**EXERCISE PROMPT:** Which lines below include "oracle"? Copy them all.

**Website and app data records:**

--- START ---

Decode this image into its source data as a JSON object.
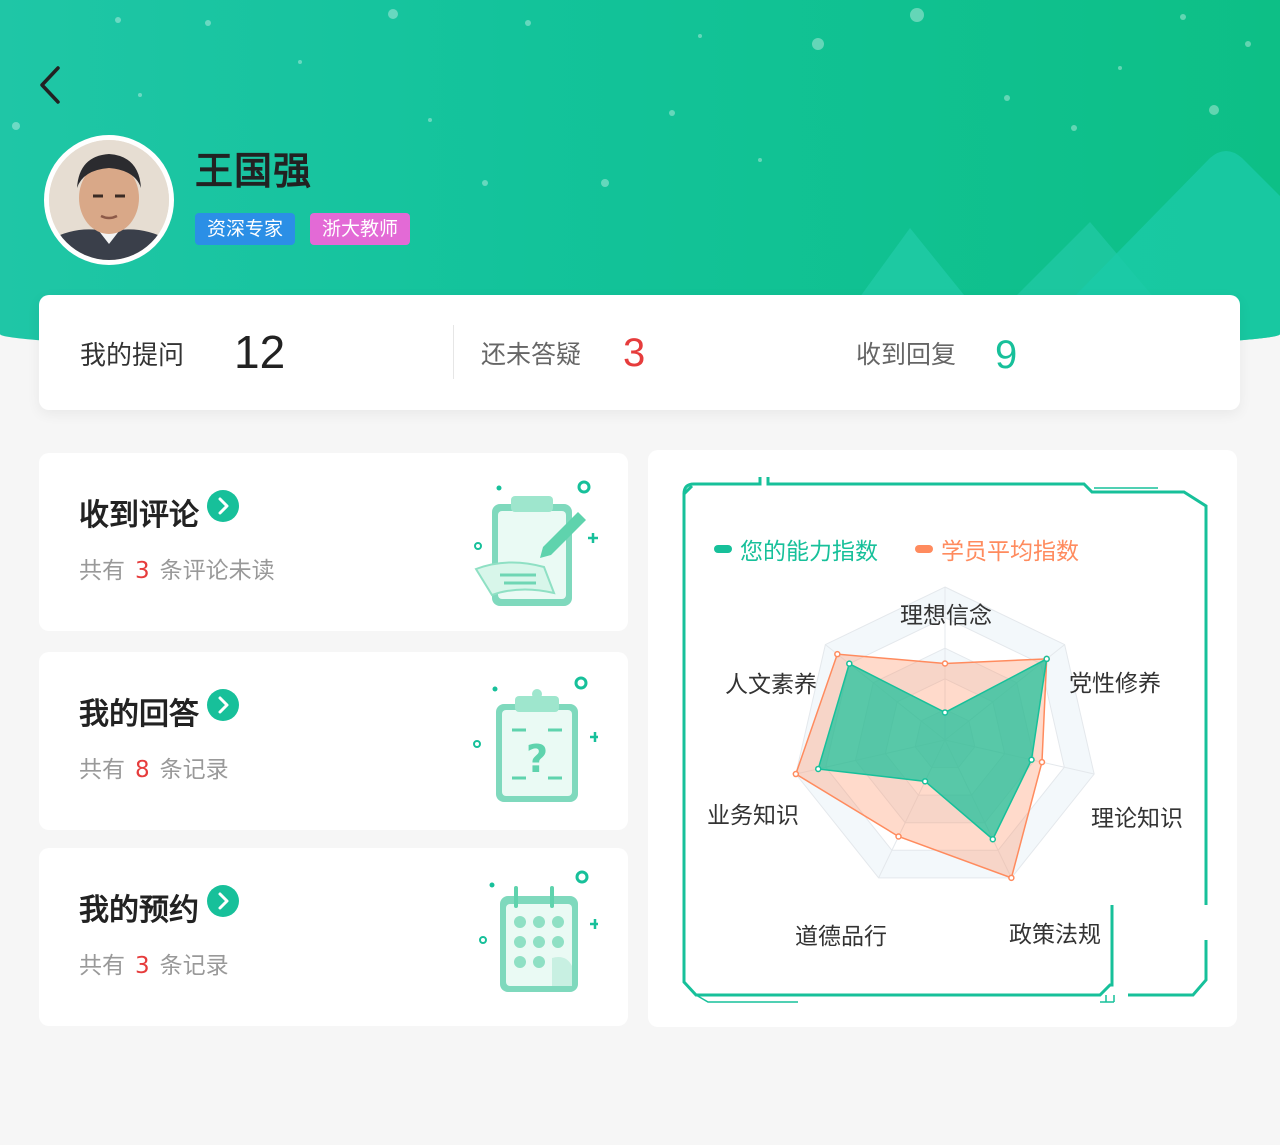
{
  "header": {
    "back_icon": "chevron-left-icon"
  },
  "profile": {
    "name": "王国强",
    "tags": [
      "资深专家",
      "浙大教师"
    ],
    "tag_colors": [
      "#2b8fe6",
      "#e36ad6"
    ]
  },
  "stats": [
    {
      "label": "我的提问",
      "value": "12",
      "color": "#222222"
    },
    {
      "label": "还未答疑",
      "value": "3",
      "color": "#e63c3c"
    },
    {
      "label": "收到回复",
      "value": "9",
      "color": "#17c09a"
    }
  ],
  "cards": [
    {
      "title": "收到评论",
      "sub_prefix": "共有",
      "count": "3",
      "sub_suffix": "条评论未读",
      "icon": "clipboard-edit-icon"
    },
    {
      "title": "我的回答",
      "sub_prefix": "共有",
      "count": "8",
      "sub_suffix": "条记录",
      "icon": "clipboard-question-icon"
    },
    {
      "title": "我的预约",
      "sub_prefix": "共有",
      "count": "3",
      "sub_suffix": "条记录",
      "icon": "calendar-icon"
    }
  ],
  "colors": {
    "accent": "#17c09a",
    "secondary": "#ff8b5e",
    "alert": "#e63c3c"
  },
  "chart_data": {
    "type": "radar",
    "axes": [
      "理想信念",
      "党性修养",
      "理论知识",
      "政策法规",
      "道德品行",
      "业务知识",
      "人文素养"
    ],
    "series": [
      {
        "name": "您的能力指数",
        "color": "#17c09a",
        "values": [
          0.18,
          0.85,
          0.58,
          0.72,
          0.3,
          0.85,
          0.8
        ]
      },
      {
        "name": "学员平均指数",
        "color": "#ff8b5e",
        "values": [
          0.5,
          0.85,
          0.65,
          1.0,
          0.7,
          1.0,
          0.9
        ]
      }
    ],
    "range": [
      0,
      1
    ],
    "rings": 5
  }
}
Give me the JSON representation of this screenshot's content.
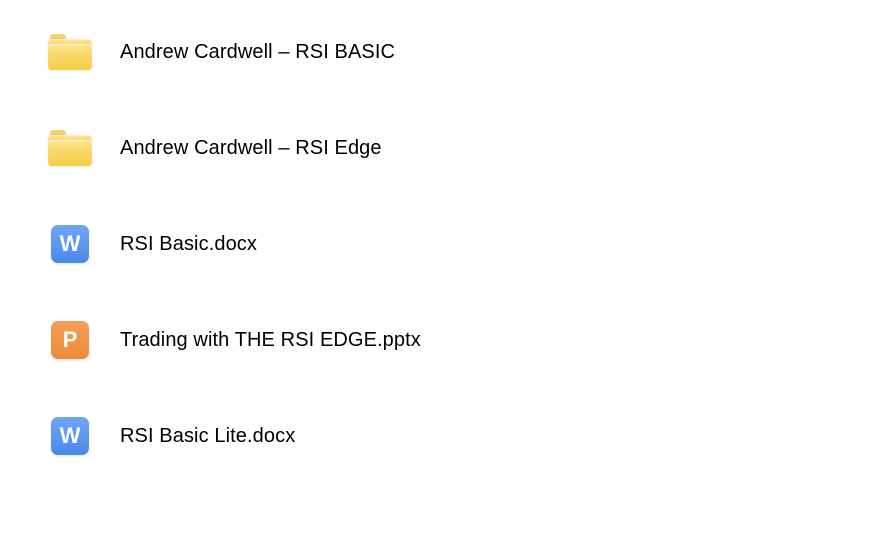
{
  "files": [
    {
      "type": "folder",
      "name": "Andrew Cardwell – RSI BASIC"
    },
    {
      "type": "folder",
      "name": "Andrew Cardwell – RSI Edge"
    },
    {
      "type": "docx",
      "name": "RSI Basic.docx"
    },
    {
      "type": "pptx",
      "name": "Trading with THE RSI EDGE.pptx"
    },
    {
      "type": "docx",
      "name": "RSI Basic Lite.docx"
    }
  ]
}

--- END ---
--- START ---

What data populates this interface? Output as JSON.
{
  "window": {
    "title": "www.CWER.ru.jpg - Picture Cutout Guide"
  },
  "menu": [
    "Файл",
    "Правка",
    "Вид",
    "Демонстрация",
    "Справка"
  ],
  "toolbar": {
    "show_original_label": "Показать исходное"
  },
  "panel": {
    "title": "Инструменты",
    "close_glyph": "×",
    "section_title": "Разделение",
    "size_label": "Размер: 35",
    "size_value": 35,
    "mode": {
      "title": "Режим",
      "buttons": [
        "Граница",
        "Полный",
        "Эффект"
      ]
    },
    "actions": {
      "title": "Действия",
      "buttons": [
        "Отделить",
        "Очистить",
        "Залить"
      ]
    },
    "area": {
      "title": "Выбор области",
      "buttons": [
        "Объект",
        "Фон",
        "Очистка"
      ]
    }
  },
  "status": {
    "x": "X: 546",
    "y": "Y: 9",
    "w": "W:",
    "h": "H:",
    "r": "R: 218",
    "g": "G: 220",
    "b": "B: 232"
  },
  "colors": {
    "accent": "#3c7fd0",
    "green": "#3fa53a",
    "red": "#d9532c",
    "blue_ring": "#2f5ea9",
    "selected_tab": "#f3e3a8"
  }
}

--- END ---
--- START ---

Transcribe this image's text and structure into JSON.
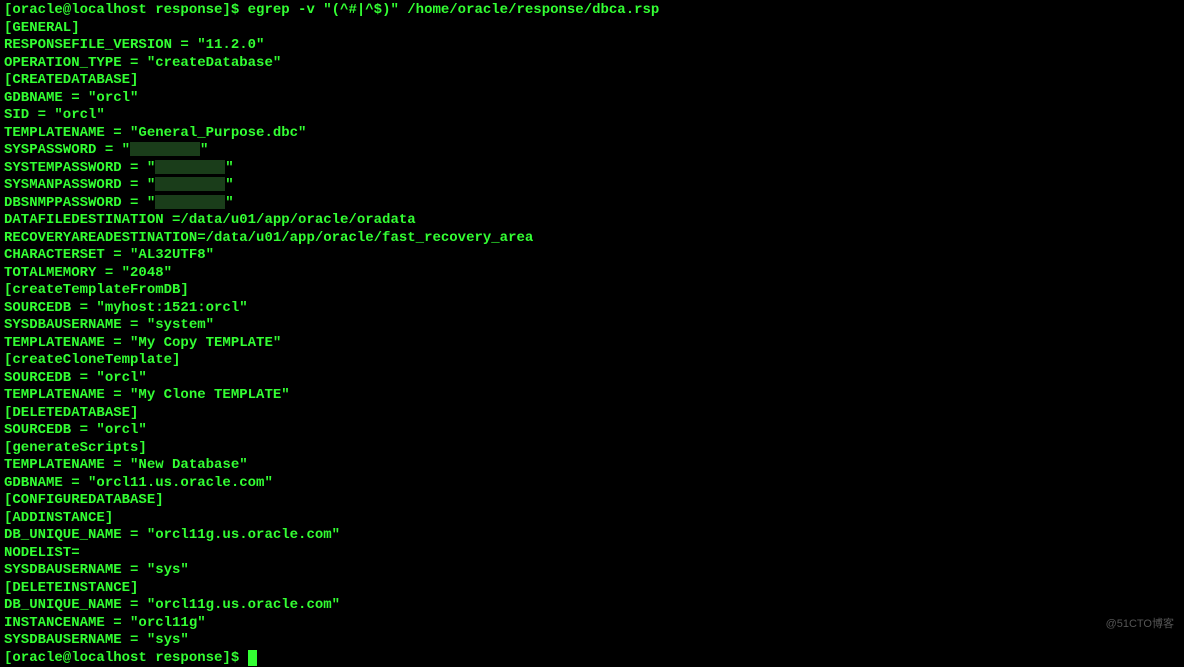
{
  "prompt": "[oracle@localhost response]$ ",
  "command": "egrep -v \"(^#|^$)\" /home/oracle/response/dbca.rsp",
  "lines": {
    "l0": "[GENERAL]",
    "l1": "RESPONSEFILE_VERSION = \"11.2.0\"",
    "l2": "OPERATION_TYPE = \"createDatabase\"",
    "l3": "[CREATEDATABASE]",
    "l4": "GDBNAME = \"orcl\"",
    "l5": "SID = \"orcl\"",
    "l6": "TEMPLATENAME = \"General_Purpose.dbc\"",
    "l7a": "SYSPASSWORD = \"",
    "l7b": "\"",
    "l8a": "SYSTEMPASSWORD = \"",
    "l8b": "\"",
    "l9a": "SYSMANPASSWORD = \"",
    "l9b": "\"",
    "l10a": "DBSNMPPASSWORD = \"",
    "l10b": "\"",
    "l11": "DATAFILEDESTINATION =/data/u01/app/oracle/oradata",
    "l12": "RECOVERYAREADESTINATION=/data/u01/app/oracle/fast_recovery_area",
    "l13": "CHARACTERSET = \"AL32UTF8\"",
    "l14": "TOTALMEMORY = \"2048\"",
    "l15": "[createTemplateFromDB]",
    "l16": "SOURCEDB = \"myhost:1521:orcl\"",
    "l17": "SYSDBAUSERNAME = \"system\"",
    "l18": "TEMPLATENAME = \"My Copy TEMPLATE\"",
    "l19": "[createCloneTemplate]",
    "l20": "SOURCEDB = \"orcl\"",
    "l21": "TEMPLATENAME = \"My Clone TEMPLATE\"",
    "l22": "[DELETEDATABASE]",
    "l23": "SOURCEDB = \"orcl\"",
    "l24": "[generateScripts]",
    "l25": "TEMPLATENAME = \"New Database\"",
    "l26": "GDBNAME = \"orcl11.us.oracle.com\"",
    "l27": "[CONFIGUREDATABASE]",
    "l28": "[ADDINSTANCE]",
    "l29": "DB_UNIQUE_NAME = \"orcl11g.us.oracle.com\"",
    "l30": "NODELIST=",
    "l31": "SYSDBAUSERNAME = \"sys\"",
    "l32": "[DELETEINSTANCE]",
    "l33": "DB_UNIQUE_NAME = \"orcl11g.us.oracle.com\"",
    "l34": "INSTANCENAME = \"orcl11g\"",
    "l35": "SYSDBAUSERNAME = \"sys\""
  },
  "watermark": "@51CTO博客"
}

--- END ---

**RESPONSE BELOW:**
  "prompt": "[oracle@localhost response]$ ",
  "command": "egrep -v \"(^#|^$)\" /home/oracle/response/dbca.rsp",
    "l11": "DATAFILEDESTINATION =/data/u01/app/oracle/oradata",
    "l12": "RECOVERYAREADESTINATION=/data/u01/app/oracle/fast_recovery_area",
    "l26": "GDBNAME = \"orcl11.us.oracle.com\"",
    "l29": "DB_UNIQUE_NAME = \"orcl11g.us.oracle.com\"",
    "l33": "DB_UNIQUE_NAME = \"orcl11g.us.oracle.com\"",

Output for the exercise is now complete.